Eh eh I can see that if you're used to IDEs plus statically typed languages. I'm used to no IDE and dynamically typed languages which tend to rely on best practices and "code hygiene" on bigger code bases.

I code in Ruby all day lately, I'm going to comment adding notes about my workflow

The first thing I do when I open a project which is not my daily code base, I scroll around the directories and files, and look around.

The first thing I do in a new codebase is either try to fix a bug or read tests (or both). Reading code around, at least for me, makes it really hard to understand what fits together, mostly because code in editors is listed file by file alphabetically, so it doesn't really help :D

Another technique which I find very helpful is to set a breakpoint, hit it and then use step debugging.

Find all the usages of the class/function we are working in (get to know the context of the work);

Whenever I have to answer the question "where does this method come from" I open the terminal and grep with ripgrep which is super fast.

This does not work in Ruby (and many other interpreted languages), as any piece of code can call any other piece of code.

To be fair "calling any other piece of code" (not sure I understand the full meaning) is probably not a property of being interpreted but likely of being dynamically typed and Ruby having open classes. Ruby has encapsulation though, you can mark methods private and not be able to call them from outside without raising an exception.

Things like dependency injection are not really a thing

Ruby supports it, as all languages do. Maybe the issue here is that developers tend not to use it much and rely on mixins to inject behavior, but you can absolutely pass functions, classes and whatever using DI

How do you find out about usages or definitions of models in code that you did not write, know little about but have to refactor for some reason?

I grep for the methods, as you can see I use ripgrep quite a lot, whatever the language:

history | grep rg | wc -l
     174

Apart from test coverage, how do you make sure you do not break anything when changing something else? Even with test coverage: do you unit test every property call?

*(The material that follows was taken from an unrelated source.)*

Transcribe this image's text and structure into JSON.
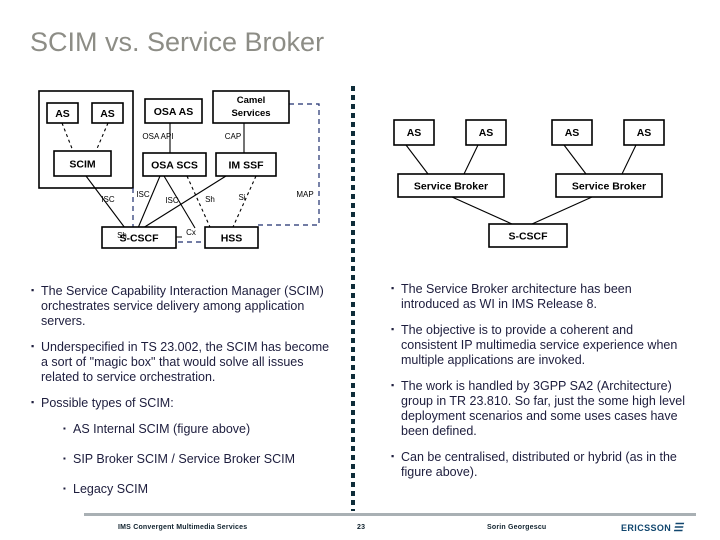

Mmm aside from test coverage? You can do manual testing but testing (be it integration, functional or unit) is still the best course of action if you want to shield from regressions.

BTW Ruby kinda has properties (if you mean the getter/setter combo). See attr_accessor. You can also customize its behavior, like custom property accessors in other languages by using meta programming, see define_method

How do you store knowledge in the code about some model, like which properties mean what, which are required during construction, which must exist together etcetera

I'm not sure I understand the question. Is it related to the concept of Java property or property of the application? In the latter case you have tests and documentation.

I fail to understand how to encapsulate something that any other piece of code can extend or modify.

The philosophy is different but you can still use access modifiers to "protect" methods. Ruby supports protected and private and they work fine. You can still call them from outside if you really need to, but at least you need to be explicit about it.

Hope this helps!

 

It's odd you say "things like dependency injection are not really a thing" and link to an article talking about how someone made a DSL-type dependency injection system. Ruby does a lot of things through dependency injection, it's a fairly common pattern. Many different behaviours can be layered on using that approach and you see it in various forms in different Ruby projects.

One good example is Rails Engines, a way of completely encapsulating a component of a Rails application in a way that's modular. You can plug in an Engine and have new models, views, controllers, and all the supporting code for that Engine, and also a clean way to remove it if it becomes obsolete or unnecessary.

When it comes to finding out about definitions, many modern editors, Visual Studio Code included, have a fairly capable method discovery and backtracking system. This is done through tools like Solargraph that can dig into your Ruby code and make a map of method definitions.

This ties into your question about method arguments. Solargraph can parse out documentation that's in the source and show you how to use any given method. If you write comments in a form Solargraph understands, which is also useful when automatically exporting documentation, it'll give you all the help you need.

As for testing, that's something of an art more than a science. When working on Ruby code you should be aware of the contract that method is fulfilling, implied or express, and work to avoid violating that. This generally means if a method accepts data in a particular form you continue to accept that form, you don't arbitrarily change the rules, and if it emits results in a particular form or forms you commit to do the same.

A good way to verify that this continues to be the case is unit tests, but these can only test so much. If you want to be a sneaky jerk, intentionally or unintentionally, you can change how the method works in a subtle, yet important way. Like you might mangle your arguments with in-place modifiers like gsub! or delete that the test might not notice, but which is against the spirit of the original "contract" where you normally do not "own" arguments you're given, you must treat them gently and with respect, unless you've made it clear in the documentation that you're assuming control of them.

A lot of Ruby boils down to the "Duck Typing" principle, and by extension, the "Duck Method" principle. If your method does exactly what it says on the tin, reliably and predictably, under all the advertised use cases, then it's a valid implementation. It doesn't matter how you do things internally, there's a lot of latitude there. You just need to pay attention to your obligations and work to adhere to those boundaries.

 

Thank you for your comment.

I meant "DI is not really a thing" as in "in Ruby, DI is often not needed in the form of an entire framework as the backbone of your application".

Solargraph seems interesting, I will definitely look into that for code analysis!

 

Ruby doesn't lean too heavily on the dependency injection pattern, but it's still something you can see occur in many forms.

In other languages with a more formal implementation of this where it occurs is much more obvious, but in Ruby there's a very smooth gradient between light applications of this, like mixin methods from modules, to entire frameworks built around it, like Rails, and everything in-between.

So basically dependency injection is rarely forced on you, but it's there if you need it, and you can do it however you want.

 

I see that your company likes to utilize the Java ecosystem... To your knowledge, has your company ever made use of JRuby or JRuby on Rails?

 

As far as I know, no use is being made of JRuby or similar. The only thing I know is that people say it's the worst of both worlds (JVM and Ruby). I cannot confirm or deny that opinion... Seems worth looking into!